Choosing the proverbial carrot over the stick, a new initiative launched by the federal government aims to encourage private sector companies across Canada to develop credible and accountable net zero plans.
On August 26, the Government of Canada announced the launch of the Net Zero Challengea voluntary initiative for Canadian businesses to commit to developing and implementing effective plans to achieve net zero emissions by 2050.
So far, 12 organizations across Canada – including companies from the construction, energy, transportation and financial services sectors – have joined the challenge, which complements the federal government’s initiative 2030 Emissions Reduction Plan.
How it works
For companies to take part in the challenge, they must commit to meeting the minimum requirementswhich includes:
- Set a net zero goal for 2050 or earlier
- Development of a preliminary net zero plan within 12 months and a full plan within 24 months of joining
- Set at least two interim emission reduction targets
- Make annual progress reports
- Make attestations of the content of net zero plans and progress reports, with a strong encouragement to publicly disclose this information
- Make climate-related financial information publicly available based on the recommendations of the task force on climate-related financial information (small and medium-sized enterprises are exempt from this requirement)
There are three Streams of participation: Stream 1 is for large industrial emitters, Stream 2 is for financial institutions, and Stream 3 is for all other companies. Each stream has different requirements for reporting Scope 3 emissions.
What is the Carrot?
Although there are no specific financial or other incentives offered, participants will be grouped according to their level of participation in several tiers, including: bronze, silver, gold, platinum and diamond. Companies that meet the minimum requirements belong to the Bronze level, while companies with the most ambitious projects belong to the Diamond level. Details on the technical requirements for each level can be found in the complete program (185 pages) Technical Guide.
Interaction with other Net-Zero initiatives
The Net-Zero Challenge recognizes the work of other global goal-setting and net-zero initiatives, such as the Science-Based Targets Initiative (SBTi), while “offering a made-in-Canada approach “. Similarities between to SBTi Net-Zero Standard include a phased approach to goal setting with timelines around company commitments and comprehensive net zero planning, public reporting expectations, and guidance for plan updates.
Unlike the SBTi, there is no validation of net-zero business plans under the Net-Zero Challenge with requirements limited to submission of participation checklists with attestation of preliminary and complete development of the net-zero plane. The technical guide notes that Environment and Climate Change Canada will assess the validation tools, but placement in a participation level is not “an endorsement of the net zero plan, nor an indication of the feasibility of the net zero plan.”

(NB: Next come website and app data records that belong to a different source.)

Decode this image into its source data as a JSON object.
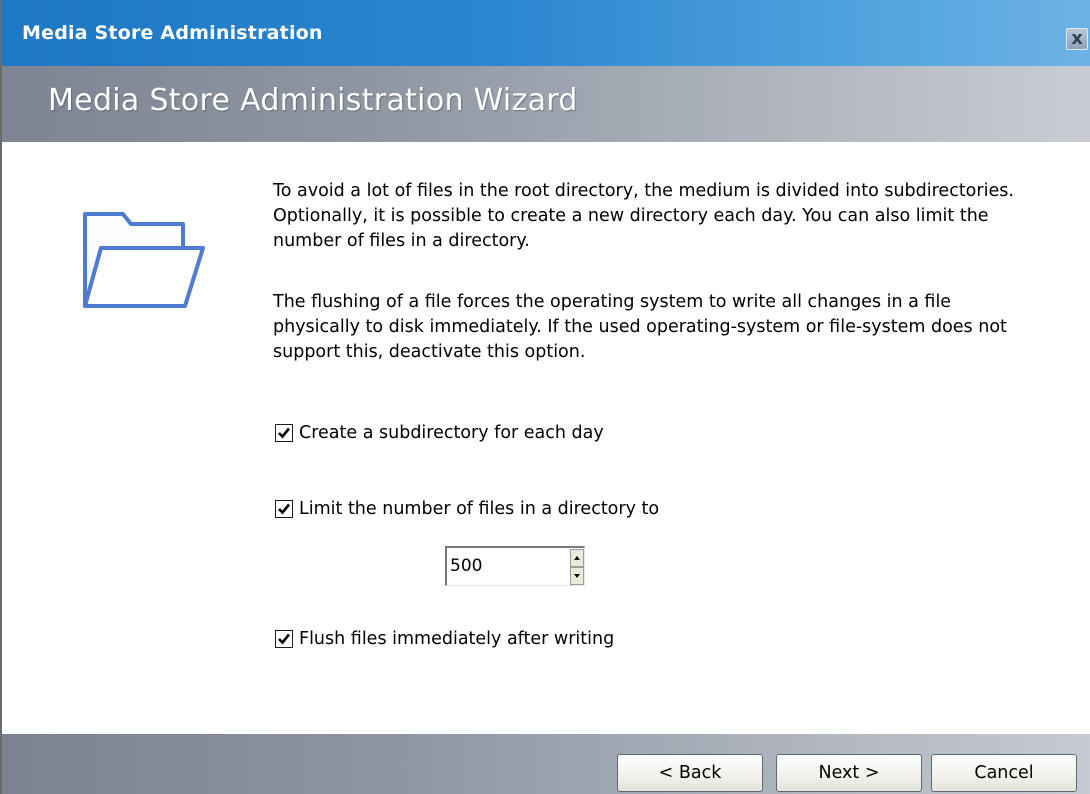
{
  "window": {
    "title": "Media Store Administration",
    "close_glyph": "x",
    "close_icon": "close-icon"
  },
  "wizard": {
    "header_title": "Media Store Administration Wizard",
    "icon": "folder-icon"
  },
  "content": {
    "paragraph1": "To avoid a lot of files in the root directory, the medium is divided into subdirectories. Optionally, it is possible to create a new directory each day. You can also limit the number of files in a directory.",
    "paragraph2": "The flushing of a file forces the operating system to write all changes in a file physically to disk immediately. If the used operating-system or file-system does not support this, deactivate this option.",
    "options": [
      {
        "label": "Create a subdirectory for each day",
        "checked": true
      },
      {
        "label": "Limit the number of files in a directory to",
        "checked": true
      },
      {
        "label": "Flush files immediately after writing",
        "checked": true
      }
    ],
    "file_limit": {
      "value": "500"
    }
  },
  "footer": {
    "back_label": "< Back",
    "next_label": "Next >",
    "cancel_label": "Cancel"
  },
  "colors": {
    "titlebar_accent": "#1e78c4",
    "header_gray": "#8f97a4",
    "folder_blue": "#4f7bd1"
  }
}
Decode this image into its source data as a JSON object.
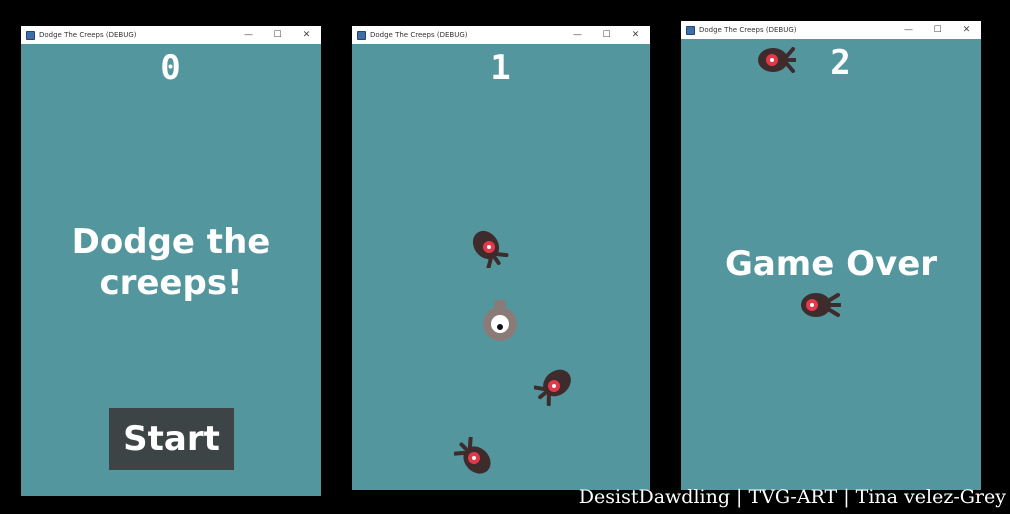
{
  "windows": [
    {
      "title": "Dodge The Creeps (DEBUG)",
      "controls": {
        "minimize": "—",
        "maximize": "☐",
        "close": "✕"
      },
      "score": "0",
      "message": "Dodge the creeps!",
      "start_button": "Start"
    },
    {
      "title": "Dodge The Creeps (DEBUG)",
      "controls": {
        "minimize": "—",
        "maximize": "☐",
        "close": "✕"
      },
      "score": "1"
    },
    {
      "title": "Dodge The Creeps (DEBUG)",
      "controls": {
        "minimize": "—",
        "maximize": "☐",
        "close": "✕"
      },
      "score": "2",
      "message": "Game Over"
    }
  ],
  "colors": {
    "background": "#53969d",
    "creep_body": "#3e2b2b",
    "creep_eye": "#e2394a",
    "player_body": "#8b7b78",
    "button": "#3c4446",
    "text": "#ffffff"
  },
  "sprites": {
    "creep": "creep-mob-icon",
    "player": "player-character-icon"
  },
  "credit": "DesistDawdling | TVG-ART | Tina velez-Grey"
}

Another significant difference between the SBTi and the Net-Zero Challenge concerns the use of carbon offset credits to meet short- or long-term emissions targets. SBTi does not allow the use of carbon offset credits when companies set net-zero goals for their Scope 1, 2 and 3 emissions. Under the Net-Zero Challenge, companies will be allowed to use offset credits carbon offsets as part of net-zero business plans with guidance provided on their sourcing and use.
Challenge comes amid scrutiny
While the federal government’s initiative is voluntary and is intended to encourage the setting and action of net zero goals, it will also put additional pressure on companies scrambling for climate-related disclosures and recovery plans. reduction of GHG emissions before pending mandatory disclosure requirements come into effect. effect. As discussed in a previous article, these mandatory disclosure requirements will create significant legal risk for companies, particularly with respect to sustainability reporting and net zero commitments. Additionally, and from a practical perspective, companies that currently lack basic carbon footprint information will need additional internal attention and resources to participate in the Net-Zero Challenge.
Earlier this year Shell shareholders threatened legal action against the company’s directors over allegations that the energy giant’s net zero plan was “fundamentally flawed”. It was the first time shareholders had sought to hold directors personally accountable for perceived shortcomings in a company’s climate plan.
We have also seen the The United States Securities and Exchange Commission accuses a Brazilian mining company for allegedly making false and misleading statements in its sustainability reports, and German police raid Deutsche Bank offices to investigate allegations that the bank misled clients about green investments.
With increasing litigation and enforcement activity around climate-related disclosures, companies would be wise to take a methodical and structured approach when developing such plans or commitments.
The content of this article is intended to provide a general guide on the subject. Specialist advice should be sought regarding your particular situation.